Just to remind readers where the confusion lies, of the €130bn in new funding, only €30bn was officially earmarked in last week’s summit communiqué – and that money will go for “sweeteners” to current bondholders so they’ll participate in a bond-swap programme. If they are going to take a 50 per cent cut in the face value of their bonds, they insisted on getting something else in return, and this was the price.

Of the remaining €100bn, fully €30bn will go to bank recapitalisations, not then €20bn we assumed last week. Although EU banking authorities have called for €30bn in new capital for Greek banks, officials tell us this is in addition to the €10bn provided in the first €110bn Greek bail-out.

Which leaves us with only €70bn to actually run the Greek government for the next three years. How did European authorities come to this number? That requires even more detective work, after the jump. Read more

Greek prime minister George Papandreou, right, with his counterparts at Wednesday's summit

Thursday’s early-morning deal on a new €130bn Greek bail-out is different in magnitude and in kind from the July €109bn programme it replaces, but in one respect they’re very similar – European officials have had a hard time explaining what, exactly, the money is for.

The one thing they have announced is that €30bn of it will go to so-called “sweeteners” to convince Greek bondholders to accept 50 per cent haircuts on the face value of their bonds.

How this would work has yet to be negotiated, but in the July plan, such sweeteners were used to create a collateral pool for new, gold-plated Greek bonds that could be used in a bond swap programme. In order to convince bondholders to trade in their current bonds that are about to come due for new bonds that don’t come due for 30 years, these new bonds needed to be extra safe. The collateral “sweeteners” were the means to do that.

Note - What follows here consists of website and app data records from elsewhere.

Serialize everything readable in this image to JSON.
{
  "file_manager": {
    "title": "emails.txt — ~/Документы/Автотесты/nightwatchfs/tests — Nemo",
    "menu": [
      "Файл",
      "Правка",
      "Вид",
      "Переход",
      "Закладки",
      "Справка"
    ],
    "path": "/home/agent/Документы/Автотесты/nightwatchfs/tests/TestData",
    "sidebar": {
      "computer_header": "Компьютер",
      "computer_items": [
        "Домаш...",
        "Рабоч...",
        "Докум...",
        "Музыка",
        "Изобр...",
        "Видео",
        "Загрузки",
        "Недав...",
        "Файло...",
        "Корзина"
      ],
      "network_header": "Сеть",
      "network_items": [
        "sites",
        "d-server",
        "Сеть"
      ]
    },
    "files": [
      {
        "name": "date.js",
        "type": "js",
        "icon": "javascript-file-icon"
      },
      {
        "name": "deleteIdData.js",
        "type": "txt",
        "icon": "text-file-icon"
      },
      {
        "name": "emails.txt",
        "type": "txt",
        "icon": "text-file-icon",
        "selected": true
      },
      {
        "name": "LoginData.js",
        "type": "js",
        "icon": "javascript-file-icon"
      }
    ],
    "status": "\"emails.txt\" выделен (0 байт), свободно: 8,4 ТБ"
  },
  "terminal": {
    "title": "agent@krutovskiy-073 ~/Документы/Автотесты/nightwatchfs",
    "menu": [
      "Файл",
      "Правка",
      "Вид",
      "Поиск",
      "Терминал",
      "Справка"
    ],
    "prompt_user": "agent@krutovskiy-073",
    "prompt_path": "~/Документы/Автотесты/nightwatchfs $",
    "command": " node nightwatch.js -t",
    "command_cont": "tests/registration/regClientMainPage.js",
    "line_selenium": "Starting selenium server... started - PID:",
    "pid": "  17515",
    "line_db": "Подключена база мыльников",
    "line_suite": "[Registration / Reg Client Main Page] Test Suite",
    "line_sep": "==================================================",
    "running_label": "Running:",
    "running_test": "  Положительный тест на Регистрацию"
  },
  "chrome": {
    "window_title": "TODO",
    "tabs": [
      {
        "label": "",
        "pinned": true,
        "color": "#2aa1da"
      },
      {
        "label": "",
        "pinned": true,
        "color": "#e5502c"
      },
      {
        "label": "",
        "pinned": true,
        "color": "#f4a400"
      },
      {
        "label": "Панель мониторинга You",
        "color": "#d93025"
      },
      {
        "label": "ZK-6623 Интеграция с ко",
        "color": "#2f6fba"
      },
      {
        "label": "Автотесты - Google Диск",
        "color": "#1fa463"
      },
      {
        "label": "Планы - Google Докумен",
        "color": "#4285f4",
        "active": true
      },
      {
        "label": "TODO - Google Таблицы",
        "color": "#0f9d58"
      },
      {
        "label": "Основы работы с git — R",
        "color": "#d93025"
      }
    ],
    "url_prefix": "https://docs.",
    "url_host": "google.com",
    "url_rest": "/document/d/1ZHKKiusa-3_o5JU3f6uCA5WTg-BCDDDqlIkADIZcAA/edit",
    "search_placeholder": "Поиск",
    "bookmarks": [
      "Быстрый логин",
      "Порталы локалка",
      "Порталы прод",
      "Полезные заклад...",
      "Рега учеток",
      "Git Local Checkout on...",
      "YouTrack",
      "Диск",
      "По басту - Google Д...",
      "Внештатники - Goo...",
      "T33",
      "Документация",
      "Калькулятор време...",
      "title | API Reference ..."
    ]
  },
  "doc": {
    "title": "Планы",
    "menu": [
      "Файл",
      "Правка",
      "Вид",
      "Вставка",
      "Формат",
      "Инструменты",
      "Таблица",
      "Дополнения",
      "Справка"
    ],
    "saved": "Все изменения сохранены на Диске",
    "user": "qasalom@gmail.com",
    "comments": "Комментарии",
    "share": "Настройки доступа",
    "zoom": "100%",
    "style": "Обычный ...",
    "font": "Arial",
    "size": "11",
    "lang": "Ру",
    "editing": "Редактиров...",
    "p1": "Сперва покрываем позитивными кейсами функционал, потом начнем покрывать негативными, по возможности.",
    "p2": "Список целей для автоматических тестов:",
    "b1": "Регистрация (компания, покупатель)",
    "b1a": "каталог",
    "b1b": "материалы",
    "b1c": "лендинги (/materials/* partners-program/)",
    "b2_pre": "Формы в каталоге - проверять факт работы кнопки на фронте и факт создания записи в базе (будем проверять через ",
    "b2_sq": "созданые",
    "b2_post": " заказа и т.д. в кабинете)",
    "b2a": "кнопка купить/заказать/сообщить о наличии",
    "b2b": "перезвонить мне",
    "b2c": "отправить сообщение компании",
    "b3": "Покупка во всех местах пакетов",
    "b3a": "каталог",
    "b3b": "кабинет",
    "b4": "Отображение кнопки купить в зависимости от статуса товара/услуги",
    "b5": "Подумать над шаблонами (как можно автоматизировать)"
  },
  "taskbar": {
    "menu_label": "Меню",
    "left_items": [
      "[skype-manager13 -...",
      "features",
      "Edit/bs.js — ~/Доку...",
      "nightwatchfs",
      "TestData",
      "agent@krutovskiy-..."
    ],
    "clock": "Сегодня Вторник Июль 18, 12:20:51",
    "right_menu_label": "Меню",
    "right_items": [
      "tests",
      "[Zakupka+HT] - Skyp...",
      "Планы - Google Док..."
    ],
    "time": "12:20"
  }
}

How is the remaining €100bn in the new €130bn Greek bail-out going to be spent? A little detective work after the jump. Read more